NServiceBus.Bridge is a component that allows to connect parts of NServiceBus-based solution that use different transports. Contrary to Gateway and Wormhole, the Bridge handles both sends and publishes and it does so as transparently as possible:
- The endpoint that replies to a message does not have to know if the initiating message came through a bridge. The reply will be automatically routed to the correct bridge and then forwarded to the initiator endpoint.
- The endpoint that publishes events does not have to know if the subscribers are on the other side of the bridge.
|Dedicated routing||Yes, via sites||Yes, via ramp configuration|
The main difference is that the Bridge connects parts of the system that have no logical distinction so the bridging is a purely technical exercise. In other words, if both sides could agree on the same transport technology, the Bridge could be removed without any changes to the logic of the system. Gateways on the other hand are logically significant and the idea of sites has to be taken into account in the logic itself.
The Bridge is in essence a pair of NServiceBus endpoints that forward messages between each other. Regular endpoints connect to the Bridge using ramps that allow them to configure the routing
var config = new EndpointConfiguration("MyEndpoint"); var routing = config.UseTransport<MsmqTransport>().Routing(); var ramp = routing.UseBridgeRamp("LeftBank"); ramp.RouteToEndpoint(typeof(MyMessage), "Receiver"); ramp.RegisterPublisher(typeof(MyEvent), "Publisher");
The snippet above tells the endpoint that a designated Bridge listens on queue
LeftBank and that messages of type
MyMessage should be sent to the endpoint
Receiver on the other side of the Bridge. It also tell the subscription infrastructure that the event
MyEvent is published by the endpoint
Publisher that is hosted on the other side of the bridge.
The following snippet shows a simple MSMQ-to-RabbitMQ Bridge configuration
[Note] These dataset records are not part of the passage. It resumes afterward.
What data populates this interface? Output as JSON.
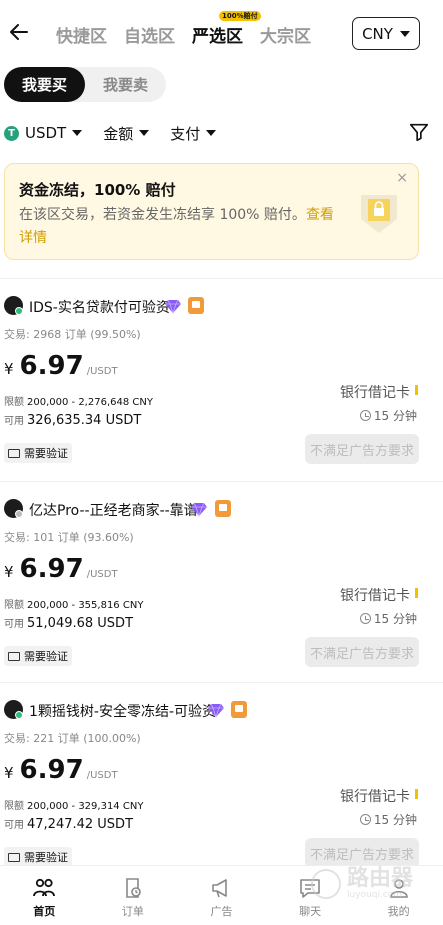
{
  "header": {
    "tabs": [
      {
        "label": "快捷区",
        "active": false
      },
      {
        "label": "自选区",
        "active": false
      },
      {
        "label": "严选区",
        "active": true,
        "badge": "100%赔付"
      },
      {
        "label": "大宗区",
        "active": false
      }
    ],
    "currency": "CNY"
  },
  "segment": {
    "buy": "我要买",
    "sell": "我要卖"
  },
  "filters": {
    "coin": "USDT",
    "coin_icon": "T",
    "amount": "金额",
    "payment": "支付"
  },
  "banner": {
    "title": "资金冻结，100% 赔付",
    "text": "在该区交易，若资金发生冻结享 100% 赔付。",
    "link": "查看详情",
    "close": "×"
  },
  "listings": [
    {
      "merchant": "IDS-实名贷款付可验资",
      "trades": "交易: 2968 订单 (99.50%)",
      "yen": "¥",
      "price": "6.97",
      "unit": "/USDT",
      "limit_label": "限额",
      "limit": "200,000 - 2,276,648 CNY",
      "avail_label": "可用",
      "available": "326,635.34 USDT",
      "payment": "银行借记卡",
      "time": "15 分钟",
      "verify": "需要验证",
      "action": "不满足广告方要求",
      "online": true
    },
    {
      "merchant": "亿达Pro--正经老商家--靠谱",
      "trades": "交易: 101 订单 (93.60%)",
      "yen": "¥",
      "price": "6.97",
      "unit": "/USDT",
      "limit_label": "限额",
      "limit": "200,000 - 355,816 CNY",
      "avail_label": "可用",
      "available": "51,049.68 USDT",
      "payment": "银行借记卡",
      "time": "15 分钟",
      "verify": "需要验证",
      "action": "不满足广告方要求",
      "online": false
    },
    {
      "merchant": "1颗摇钱树-安全零冻结-可验资",
      "trades": "交易: 221 订单 (100.00%)",
      "yen": "¥",
      "price": "6.97",
      "unit": "/USDT",
      "limit_label": "限额",
      "limit": "200,000 - 329,314 CNY",
      "avail_label": "可用",
      "available": "47,247.42 USDT",
      "payment": "银行借记卡",
      "time": "15 分钟",
      "verify": "需要验证",
      "action": "不满足广告方要求",
      "online": true
    }
  ],
  "nav": [
    {
      "label": "首页",
      "icon": "home-people-icon",
      "active": true
    },
    {
      "label": "订单",
      "icon": "order-clock-icon",
      "active": false
    },
    {
      "label": "广告",
      "icon": "megaphone-icon",
      "active": false
    },
    {
      "label": "聊天",
      "icon": "chat-icon",
      "active": false
    },
    {
      "label": "我的",
      "icon": "profile-icon",
      "active": false
    }
  ],
  "watermark": {
    "text": "路由器",
    "sub": "luyouqi.com"
  },
  "colors": {
    "accent": "#f2c200",
    "online": "#2bbf77",
    "tether": "#26a17b",
    "link": "#d29d00"
  }
}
var config = Bridge .Between<MsmqTransport>("LeftBank") .And<RabbitMQTransport>("RightBank", t => t.ConnectionString("host=localhost"));
The Bridge has a simple life cycle:
var bridge = config.Create(); await bridge.Start().ConfigureAwait(false); await bridge.Stop().ConfigureAwait(false);
Subscribing to an event through a Bridge is always done via a message-driven mechanism similar to the one used by the unicast transports. The subscription message contains additional information about the name of the publisher endpoint and is send to the Bridge instead of the actual publisher.
Publishing an event that is subscribed by an endpoint on the other side of a Bridge does not differ from regular publishing. In fact the publisher does not need to know about the Bridge at all.
The Bridge uses a persistence-based message-driven approach. Each Bridge has a subscription storage. When a subscribe message comes via a ramp, a new entry in the subscription store is created matching the subscriber and the event type. Next, the subscribe request if forwarded to the other side of the Bridge where the execution depends on the type of the transport:
If the transport on the other side supports unicast operations only, the subscribe request is turned into a subscription message that is sent to the ultimate publisher. The subscriber address is the Bridge address so that the Bridge can forward the published events.
If the transport on the other side does support multicast operations, the subscriber request is turned into the native subscribe action. This might result in creation of topics, exchanges or similar structures in the underlying message broker.
The messages traveling through a Bridge can get duplicated along the way. The Bridge does not come with an integrated message deduplication mechanism.
The Bridge does, however, preserve the message ID between the source and the ultimate destination. The message ID can be used to deduplicate at the destination. If the destination endpoint uses the Outbox the deduplication will be done automatically by means of the Outbox mechanism.